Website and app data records
────────
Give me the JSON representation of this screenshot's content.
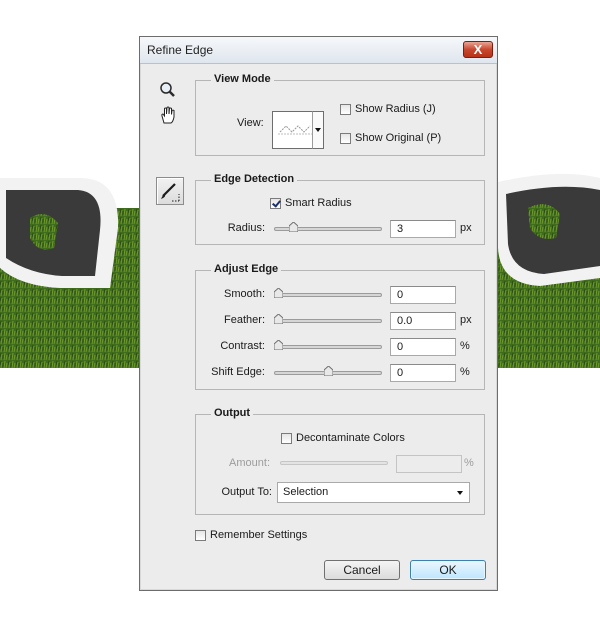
{
  "dialog": {
    "title": "Refine Edge",
    "close_label": "X"
  },
  "view_mode": {
    "title": "View Mode",
    "view_label": "View:",
    "show_radius_label": "Show Radius (J)",
    "show_radius_checked": false,
    "show_original_label": "Show Original (P)",
    "show_original_checked": false
  },
  "edge_detection": {
    "title": "Edge Detection",
    "smart_radius_label": "Smart Radius",
    "smart_radius_checked": true,
    "radius_label": "Radius:",
    "radius_value": "3",
    "radius_unit": "px",
    "radius_slider_fraction": 0.15
  },
  "adjust_edge": {
    "title": "Adjust Edge",
    "smooth": {
      "label": "Smooth:",
      "value": "0",
      "unit": "",
      "fraction": 0.0
    },
    "feather": {
      "label": "Feather:",
      "value": "0.0",
      "unit": "px",
      "fraction": 0.0
    },
    "contrast": {
      "label": "Contrast:",
      "value": "0",
      "unit": "%",
      "fraction": 0.0
    },
    "shift_edge": {
      "label": "Shift Edge:",
      "value": "0",
      "unit": "%",
      "fraction": 0.5
    }
  },
  "output": {
    "title": "Output",
    "decontaminate_label": "Decontaminate Colors",
    "decontaminate_checked": false,
    "amount_label": "Amount:",
    "amount_value": "",
    "amount_unit": "%",
    "output_to_label": "Output To:",
    "output_to_value": "Selection"
  },
  "remember_settings_label": "Remember Settings",
  "remember_settings_checked": false,
  "buttons": {
    "cancel": "Cancel",
    "ok": "OK"
  },
  "colors": {
    "grass": "#3f6b1c",
    "text_fill": "#3a3a3a",
    "text_outline": "#f2f2f2",
    "ok_border": "#3c7fb1"
  }
}
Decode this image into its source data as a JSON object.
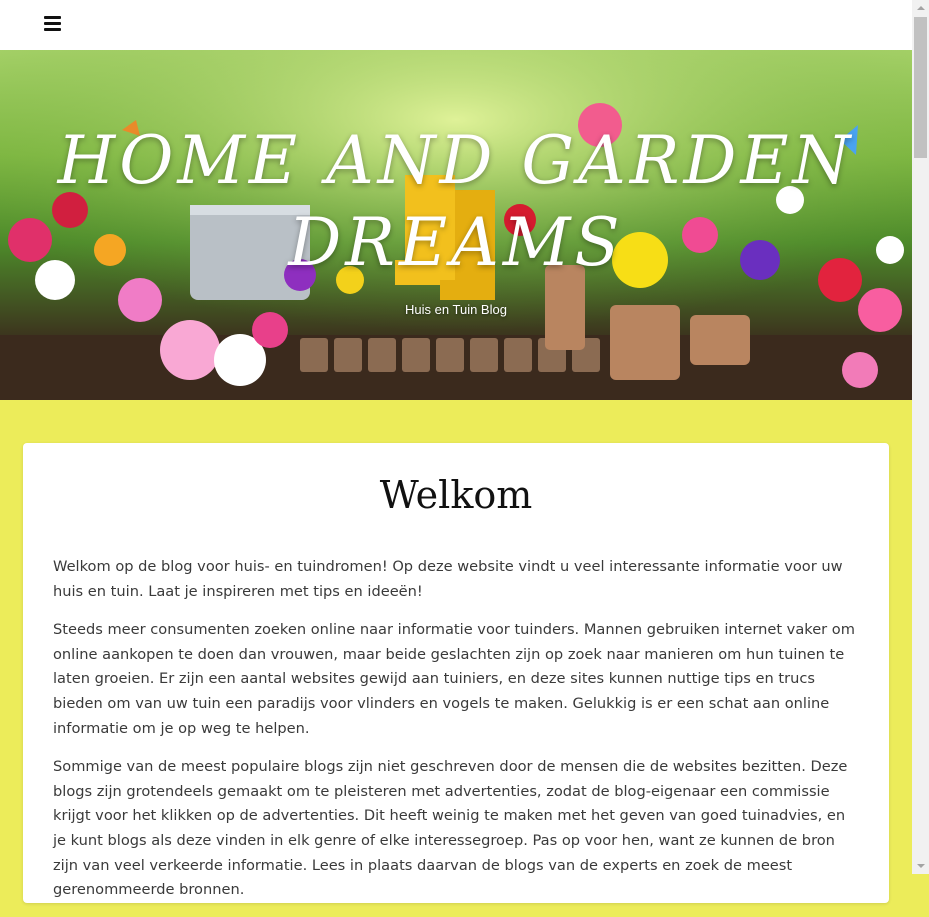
{
  "header": {
    "menu_icon": "hamburger-menu-icon"
  },
  "hero": {
    "title": "HOME AND GARDEN DREAMS",
    "tagline": "Huis en Tuin Blog"
  },
  "main": {
    "heading": "Welkom",
    "paragraphs": [
      "Welkom op de blog voor huis- en tuindromen! Op deze website vindt u veel interessante informatie voor uw huis en tuin. Laat je inspireren met tips en ideeën!",
      "Steeds meer consumenten zoeken online naar informatie voor tuinders. Mannen gebruiken internet vaker om online aankopen te doen dan vrouwen, maar beide geslachten zijn op zoek naar manieren om hun tuinen te laten groeien. Er zijn een aantal websites gewijd aan tuiniers, en deze sites kunnen nuttige tips en trucs bieden om van uw tuin een paradijs voor vlinders en vogels te maken. Gelukkig is er een schat aan online informatie om je op weg te helpen.",
      "Sommige van de meest populaire blogs zijn niet geschreven door de mensen die de websites bezitten. Deze blogs zijn grotendeels gemaakt om te pleisteren met advertenties, zodat de blog-eigenaar een commissie krijgt voor het klikken op de advertenties. Dit heeft weinig te maken met het geven van goed tuinadvies, en je kunt blogs als deze vinden in elk genre of elke interessegroep. Pas op voor hen, want ze kunnen de bron zijn van veel verkeerde informatie. Lees in plaats daarvan de blogs van de experts en zoek de meest gerenommeerde bronnen."
    ]
  },
  "colors": {
    "page_background": "#ecec5a",
    "card_background": "#ffffff",
    "text": "#3a3a3a"
  }
}
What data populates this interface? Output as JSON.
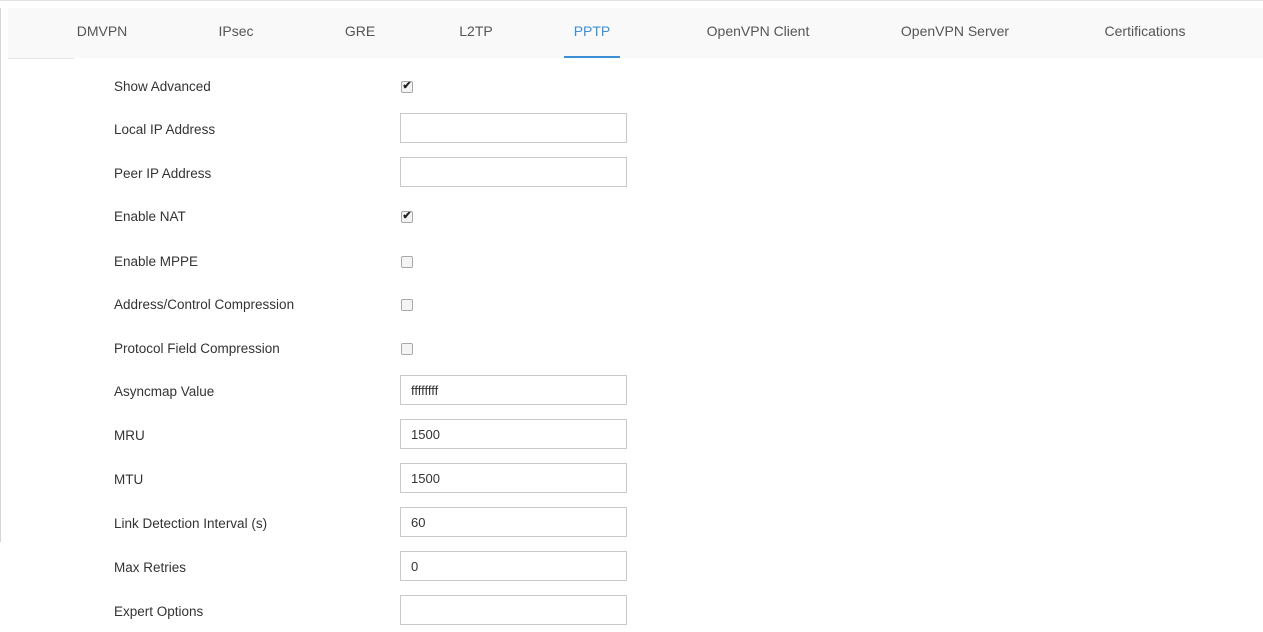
{
  "tabs": [
    {
      "label": "DMVPN",
      "active": false
    },
    {
      "label": "IPsec",
      "active": false
    },
    {
      "label": "GRE",
      "active": false
    },
    {
      "label": "L2TP",
      "active": false
    },
    {
      "label": "PPTP",
      "active": true
    },
    {
      "label": "OpenVPN Client",
      "active": false
    },
    {
      "label": "OpenVPN Server",
      "active": false
    },
    {
      "label": "Certifications",
      "active": false
    }
  ],
  "accent_color": "#3a8fd6",
  "form": {
    "show_advanced": {
      "label": "Show Advanced",
      "checked": true
    },
    "local_ip": {
      "label": "Local IP Address",
      "value": ""
    },
    "peer_ip": {
      "label": "Peer IP Address",
      "value": ""
    },
    "enable_nat": {
      "label": "Enable NAT",
      "checked": true
    },
    "enable_mppe": {
      "label": "Enable MPPE",
      "checked": false
    },
    "addr_ctrl_comp": {
      "label": "Address/Control Compression",
      "checked": false
    },
    "proto_field_comp": {
      "label": "Protocol Field Compression",
      "checked": false
    },
    "asyncmap": {
      "label": "Asyncmap Value",
      "value": "ffffffff"
    },
    "mru": {
      "label": "MRU",
      "value": "1500"
    },
    "mtu": {
      "label": "MTU",
      "value": "1500"
    },
    "link_detect": {
      "label": "Link Detection Interval (s)",
      "value": "60"
    },
    "max_retries": {
      "label": "Max Retries",
      "value": "0"
    },
    "expert": {
      "label": "Expert Options",
      "value": ""
    }
  }
}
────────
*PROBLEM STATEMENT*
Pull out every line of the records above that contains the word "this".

*ANSWER AREA*
Give me the JSON representation of this screenshot's content.
Decode this image into its source data as a JSON object.
What data populates this interface? Output as JSON.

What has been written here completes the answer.